### [What is required]
Here is a block of records. Copy every line in it that includes "address".

Stored data:
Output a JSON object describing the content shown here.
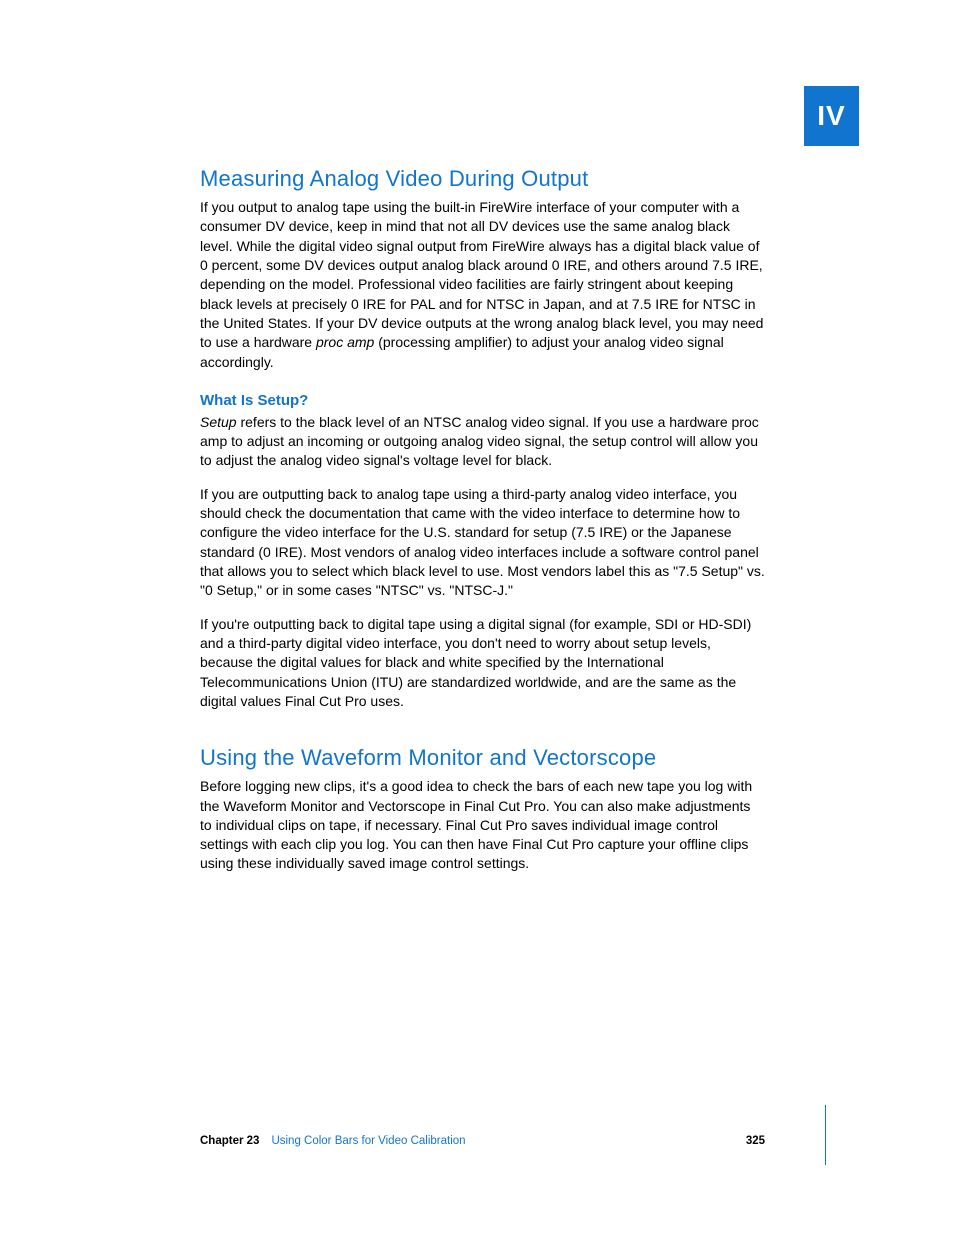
{
  "part_tab": "IV",
  "section1": {
    "heading": "Measuring Analog Video During Output",
    "p1_a": "If you output to analog tape using the built-in FireWire interface of your computer with a consumer DV device, keep in mind that not all DV devices use the same analog black level. While the digital video signal output from FireWire always has a digital black value of 0 percent, some DV devices output analog black around 0 IRE, and others around 7.5 IRE, depending on the model. Professional video facilities are fairly stringent about keeping black levels at precisely 0 IRE for PAL and for NTSC in Japan, and at 7.5 IRE for NTSC in the United States. If your DV device outputs at the wrong analog black level, you may need to use a hardware ",
    "p1_em": "proc amp",
    "p1_b": " (processing amplifier) to adjust your analog video signal accordingly."
  },
  "subsection": {
    "heading": "What Is Setup?",
    "p1_em": "Setup",
    "p1_rest": " refers to the black level of an NTSC analog video signal. If you use a hardware proc amp to adjust an incoming or outgoing analog video signal, the setup control will allow you to adjust the analog video signal's voltage level for black.",
    "p2": "If you are outputting back to analog tape using a third-party analog video interface, you should check the documentation that came with the video interface to determine how to configure the video interface for the U.S. standard for setup (7.5 IRE) or the Japanese standard (0 IRE). Most vendors of analog video interfaces include a software control panel that allows you to select which black level to use. Most vendors label this as \"7.5 Setup\" vs. \"0 Setup,\" or in some cases \"NTSC\" vs. \"NTSC-J.\"",
    "p3": "If you're outputting back to digital tape using a digital signal (for example, SDI or HD-SDI) and a third-party digital video interface, you don't need to worry about setup levels, because the digital values for black and white specified by the International Telecommunications Union (ITU) are standardized worldwide, and are the same as the digital values Final Cut Pro uses."
  },
  "section2": {
    "heading": "Using the Waveform Monitor and Vectorscope",
    "p1": "Before logging new clips, it's a good idea to check the bars of each new tape you log with the Waveform Monitor and Vectorscope in Final Cut Pro. You can also make adjustments to individual clips on tape, if necessary. Final Cut Pro saves individual image control settings with each clip you log. You can then have Final Cut Pro capture your offline clips using these individually saved image control settings."
  },
  "footer": {
    "chapter": "Chapter 23",
    "title": "Using Color Bars for Video Calibration",
    "page": "325"
  }
}
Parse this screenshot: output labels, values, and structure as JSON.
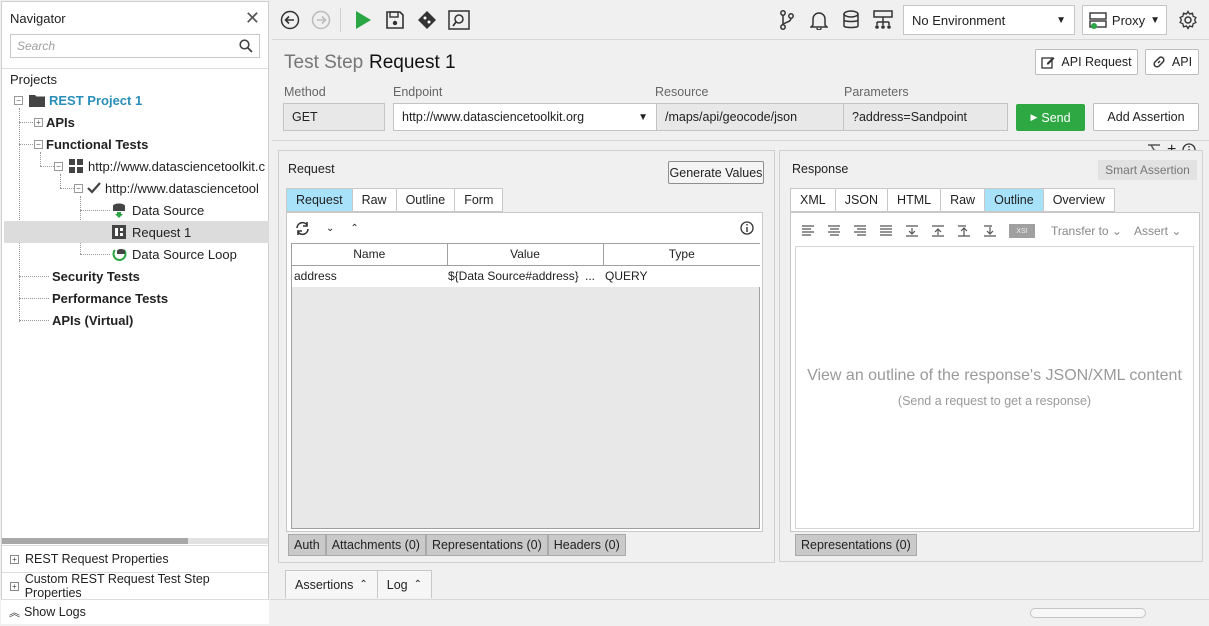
{
  "navigator": {
    "title": "Navigator",
    "search_placeholder": "Search",
    "projects_label": "Projects",
    "tree": {
      "project": "REST Project 1",
      "apis": "APIs",
      "functional_tests": "Functional Tests",
      "testsuite": "http://www.datasciencetoolkit.c",
      "testcase": "http://www.datasciencetool",
      "data_source": "Data Source",
      "request": "Request 1",
      "data_source_loop": "Data Source Loop",
      "security_tests": "Security Tests",
      "performance_tests": "Performance Tests",
      "virtual_apis": "APIs (Virtual)"
    },
    "footer": {
      "rest_request_properties": "REST Request Properties",
      "custom_properties": "Custom REST Request Test Step Properties",
      "show_logs": "Show Logs"
    }
  },
  "toolbar": {
    "environment": "No Environment",
    "proxy": "Proxy"
  },
  "step": {
    "kind": "Test Step",
    "name": "Request 1",
    "api_request_button": "API Request",
    "api_button": "API"
  },
  "request_line": {
    "method_label": "Method",
    "method": "GET",
    "endpoint_label": "Endpoint",
    "endpoint": "http://www.datasciencetoolkit.org",
    "resource_label": "Resource",
    "resource": "/maps/api/geocode/json",
    "parameters_label": "Parameters",
    "parameters": "?address=Sandpoint",
    "send_button": "Send",
    "add_assertion_button": "Add Assertion"
  },
  "request_panel": {
    "title": "Request",
    "generate_values_button": "Generate Values",
    "tabs": [
      "Request",
      "Raw",
      "Outline",
      "Form"
    ],
    "active_tab": "Request",
    "table": {
      "headers": [
        "Name",
        "Value",
        "Type"
      ],
      "rows": [
        {
          "name": "address",
          "value": "${Data Source#address}",
          "more": "...",
          "type": "QUERY"
        }
      ]
    },
    "bottom_tabs": [
      "Auth",
      "Attachments (0)",
      "Representations (0)",
      "Headers (0)"
    ]
  },
  "response_panel": {
    "title": "Response",
    "smart_assertion_button": "Smart Assertion",
    "tabs": [
      "XML",
      "JSON",
      "HTML",
      "Raw",
      "Outline",
      "Overview"
    ],
    "active_tab": "Outline",
    "transfer_to": "Transfer to",
    "assert": "Assert",
    "empty_title": "View an outline of the response's JSON/XML content",
    "empty_hint": "(Send a request to get a response)",
    "bottom_tabs": [
      "Representations (0)"
    ]
  },
  "bottom_bar": {
    "assertions_tab": "Assertions",
    "log_tab": "Log"
  },
  "colors": {
    "active_tab": "#a7e1fa",
    "send_button": "#2ea843",
    "project_link": "#2a8fb8",
    "run_green": "#2aa644"
  }
}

### [Solved problem]
    "parameters": "?address=Sandpoint",
          "name": "address",
          "value": "${Data Source#address}",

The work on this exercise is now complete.